Now, if you want to get really serious about longevity, there are some recent studies showing that supplementing with berberine (a chemical found in some plants), resveratrol (a polyphenol found in some foods), and NMN (a bioactive nucleotide that activates the resveratrol) can boost energy levels, regulate glucose levels, and protect the heart and brain from some of the impacts of aging. But wait! Before you run out and buy these supplements, please do your own research and, if you are on medications, please talk with your doctor before you add in a supplement. For more information on this, follow Dr. David Sinclair on his podcast called Lifespan or read his book by the same name.
5. Mental Health. Let’s be honest here, I don’t really want to prolong my life if I am immobile, lonely, and living a life without purpose. Depression is highly correlated with many of the diseases associated with aging. So it seems pretty clear that taking care of our mental health is just as important as taking care of our physical health.
Getting clear about WHY we want to live longer, focusing on and giving energy to our important relationships, the things that bring us joy, and the communities we feel connected with, is always super important, and especially as we age. Older people who feel needed, who are surrounded by people who love them, and who are able to participate in activities they love live healthier and longer lives. So many of us are consumed by work, focused on reaching the day when we have enough money to retire, that we disregard the connections with loved ones and ultimately feel utterly lost without the value-making structure of work. Taking the time now to work on the things that might negatively impact the important relationships in our lives, or that get in the way of us being the best version of ourselves is just as important as getting great sleep and eating well, and it’s most likely much harder!
Toward that end, we can start doing some things today that will allow us to slow down, calm our central nervous systems, and truly engage in the world around us. This can be done in many ways, but a few of the things that are helpful for me (and many others) are mindfulness, practicing gratitude, deep belly breaths throughout the day, meditation, getting out in nature, prioritizing physical touch and hugs, and going to therapy if needed.
This is a lot of information, and there is so much more out there. I know it can feel overwhelming. So, if you want to start making some changes now that will have an impact on your future self, I suggest that you start small. What is one thing you can take from this blog and implement today? Will you step outside each morning to feel the early-morning sunshine on your face and the dewy grass on your feet? Will you choose to snack on nuts instead of potato chips? Will you reach out to a loved one you haven’t spoken to in a while? Will you choose organic apples when you go to the grocery store?

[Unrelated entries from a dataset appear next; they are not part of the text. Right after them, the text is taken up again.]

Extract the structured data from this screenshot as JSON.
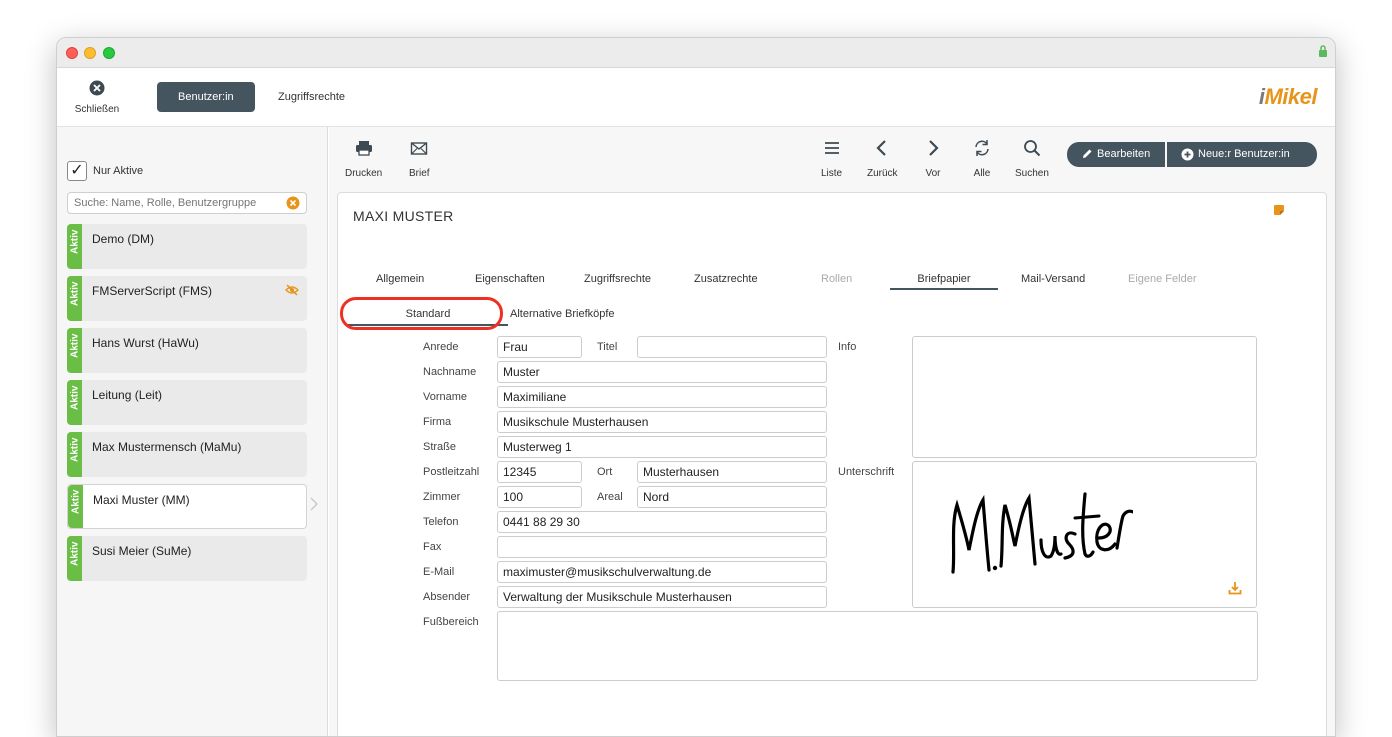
{
  "window": {
    "colors": {
      "accent": "#455560",
      "status_green": "#6abd45",
      "highlight_red": "#ee3024",
      "brand_orange": "#e8931a"
    }
  },
  "topbar": {
    "close_label": "Schließen",
    "tab_user": "Benutzer:in",
    "tab_access": "Zugriffsrechte",
    "logo_i": "i",
    "logo_rest": "Mikel"
  },
  "sidebar": {
    "only_active_label": "Nur Aktive",
    "only_active_checked": "✓",
    "search_placeholder": "Suche: Name, Rolle, Benutzergruppe",
    "status_label": "Aktiv",
    "users": [
      {
        "name": "Demo (DM)"
      },
      {
        "name": "FMServerScript (FMS)"
      },
      {
        "name": "Hans Wurst (HaWu)"
      },
      {
        "name": "Leitung (Leit)"
      },
      {
        "name": "Max Mustermensch (MaMu)"
      },
      {
        "name": "Maxi Muster (MM)"
      },
      {
        "name": "Susi Meier (SuMe)"
      }
    ]
  },
  "toolbar": {
    "print": "Drucken",
    "letter": "Brief",
    "list": "Liste",
    "back": "Zurück",
    "next": "Vor",
    "all": "Alle",
    "search": "Suchen",
    "edit": "Bearbeiten",
    "new_user": "Neue:r Benutzer:in"
  },
  "record": {
    "title": "MAXI MUSTER",
    "tabs": {
      "general": "Allgemein",
      "properties": "Eigenschaften",
      "access": "Zugriffsrechte",
      "extra": "Zusatzrechte",
      "roles": "Rollen",
      "letterhead": "Briefpapier",
      "mail": "Mail-Versand",
      "custom": "Eigene Felder"
    },
    "subtabs": {
      "standard": "Standard",
      "alternative": "Alternative Briefköpfe"
    },
    "labels": {
      "salutation": "Anrede",
      "title": "Titel",
      "info": "Info",
      "lastname": "Nachname",
      "firstname": "Vorname",
      "company": "Firma",
      "street": "Straße",
      "zip": "Postleitzahl",
      "city": "Ort",
      "signature": "Unterschrift",
      "room": "Zimmer",
      "area": "Areal",
      "phone": "Telefon",
      "fax": "Fax",
      "email": "E-Mail",
      "sender": "Absender",
      "footer": "Fußbereich"
    },
    "values": {
      "salutation": "Frau",
      "title": "",
      "lastname": "Muster",
      "firstname": "Maximiliane",
      "company": "Musikschule Musterhausen",
      "street": "Musterweg 1",
      "zip": "12345",
      "city": "Musterhausen",
      "room": "100",
      "area": "Nord",
      "phone": "0441 88 29 30",
      "fax": "",
      "email": "maximuster@musikschulverwaltung.de",
      "sender": "Verwaltung der Musikschule Musterhausen",
      "footer": "",
      "signature_text": "M.Muster"
    }
  }
}
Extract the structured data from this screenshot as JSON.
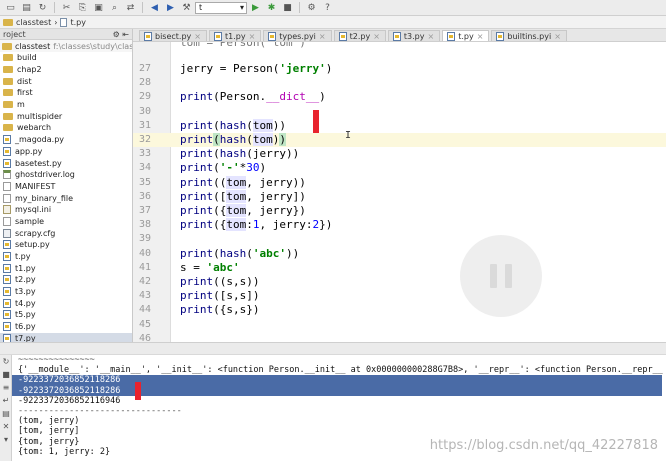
{
  "toolbar": {
    "buttons": [
      "open-icon",
      "save-icon",
      "refresh-icon",
      "cut-icon",
      "copy-icon",
      "paste-icon",
      "find-icon",
      "replace-icon",
      "back-icon",
      "forward-icon",
      "build-icon"
    ],
    "run_config": "t",
    "run_buttons": [
      "run-icon",
      "debug-icon",
      "stop-icon",
      "settings-icon",
      "help-icon"
    ]
  },
  "navbar": {
    "project": "classtest",
    "file": "t.py"
  },
  "project_panel": {
    "header": "roject",
    "root_name": "classtest",
    "root_path": "f:\\classes\\study\\classtest",
    "items": [
      {
        "label": "build",
        "icon": "folder"
      },
      {
        "label": "chap2",
        "icon": "folder"
      },
      {
        "label": "dist",
        "icon": "folder"
      },
      {
        "label": "first",
        "icon": "folder"
      },
      {
        "label": "m",
        "icon": "folder"
      },
      {
        "label": "multispider",
        "icon": "folder"
      },
      {
        "label": "webarch",
        "icon": "folder"
      },
      {
        "label": "_magoda.py",
        "icon": "py"
      },
      {
        "label": "app.py",
        "icon": "py"
      },
      {
        "label": "basetest.py",
        "icon": "py"
      },
      {
        "label": "ghostdriver.log",
        "icon": "log"
      },
      {
        "label": "MANIFEST",
        "icon": "file"
      },
      {
        "label": "my_binary_file",
        "icon": "file"
      },
      {
        "label": "mysql.ini",
        "icon": "ini"
      },
      {
        "label": "sample",
        "icon": "file"
      },
      {
        "label": "scrapy.cfg",
        "icon": "cfg"
      },
      {
        "label": "setup.py",
        "icon": "py"
      },
      {
        "label": "t.py",
        "icon": "py"
      },
      {
        "label": "t1.py",
        "icon": "py"
      },
      {
        "label": "t2.py",
        "icon": "py"
      },
      {
        "label": "t3.py",
        "icon": "py"
      },
      {
        "label": "t4.py",
        "icon": "py"
      },
      {
        "label": "t5.py",
        "icon": "py"
      },
      {
        "label": "t6.py",
        "icon": "py"
      },
      {
        "label": "t7.py",
        "icon": "py"
      }
    ]
  },
  "tabs": [
    {
      "label": "bisect.py",
      "active": false
    },
    {
      "label": "t1.py",
      "active": false
    },
    {
      "label": "types.pyi",
      "active": false
    },
    {
      "label": "t2.py",
      "active": false
    },
    {
      "label": "t3.py",
      "active": false
    },
    {
      "label": "t.py",
      "active": true
    },
    {
      "label": "builtins.pyi",
      "active": false
    }
  ],
  "editor": {
    "top_partial": "tom = Person('tom')",
    "line_numbers": [
      "27",
      "28",
      "29",
      "30",
      "31",
      "32",
      "33",
      "34",
      "35",
      "36",
      "37",
      "38",
      "39",
      "40",
      "41",
      "42",
      "43",
      "44",
      "45",
      "46"
    ],
    "current_line": "32"
  },
  "console": {
    "lines": [
      "~~~~~~~~~~~~~~~",
      "{'__module__': '__main__', '__init__': <function Person.__init__ at 0x000000000288G7B8>, '__repr__': <function Person.__repr__ at",
      "-9223372036852118286",
      "-9223372036852118286",
      "-9223372036852116946",
      "--------------------------------",
      "(tom, jerry)",
      "[tom, jerry]",
      "{tom, jerry}",
      "{tom: 1, jerry: 2}"
    ],
    "selected_lines": [
      2,
      3
    ]
  },
  "watermark": "https://blog.csdn.net/qq_42227818"
}
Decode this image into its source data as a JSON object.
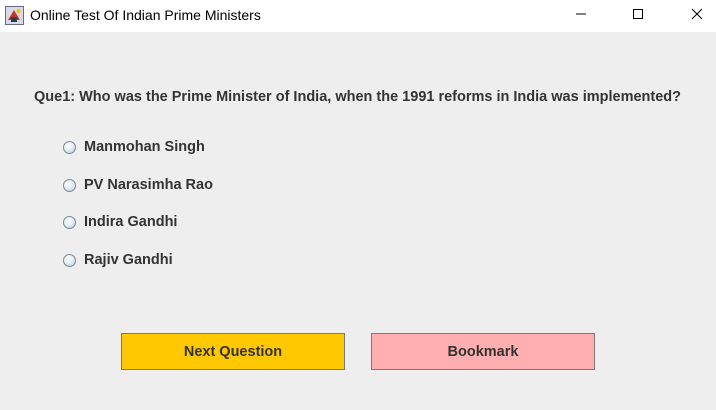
{
  "window": {
    "title": "Online Test Of Indian Prime Ministers"
  },
  "icons": {
    "app": "java-app-icon",
    "minimize": "minimize-icon",
    "maximize": "maximize-icon",
    "close": "close-icon"
  },
  "question": {
    "text": "Que1: Who was the Prime Minister of India, when the 1991 reforms in India was implemented?"
  },
  "options": [
    {
      "label": "Manmohan Singh",
      "selected": false
    },
    {
      "label": "PV Narasimha Rao",
      "selected": false
    },
    {
      "label": "Indira Gandhi",
      "selected": false
    },
    {
      "label": "Rajiv Gandhi",
      "selected": false
    }
  ],
  "buttons": {
    "next_label": "Next Question",
    "next_color": "#ffc800",
    "bookmark_label": "Bookmark",
    "bookmark_color": "#ffafaf"
  }
}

We all need to start where we are, and every choice we make is a step toward wellness or a step toward illness. Let’s do our best to choose wisely!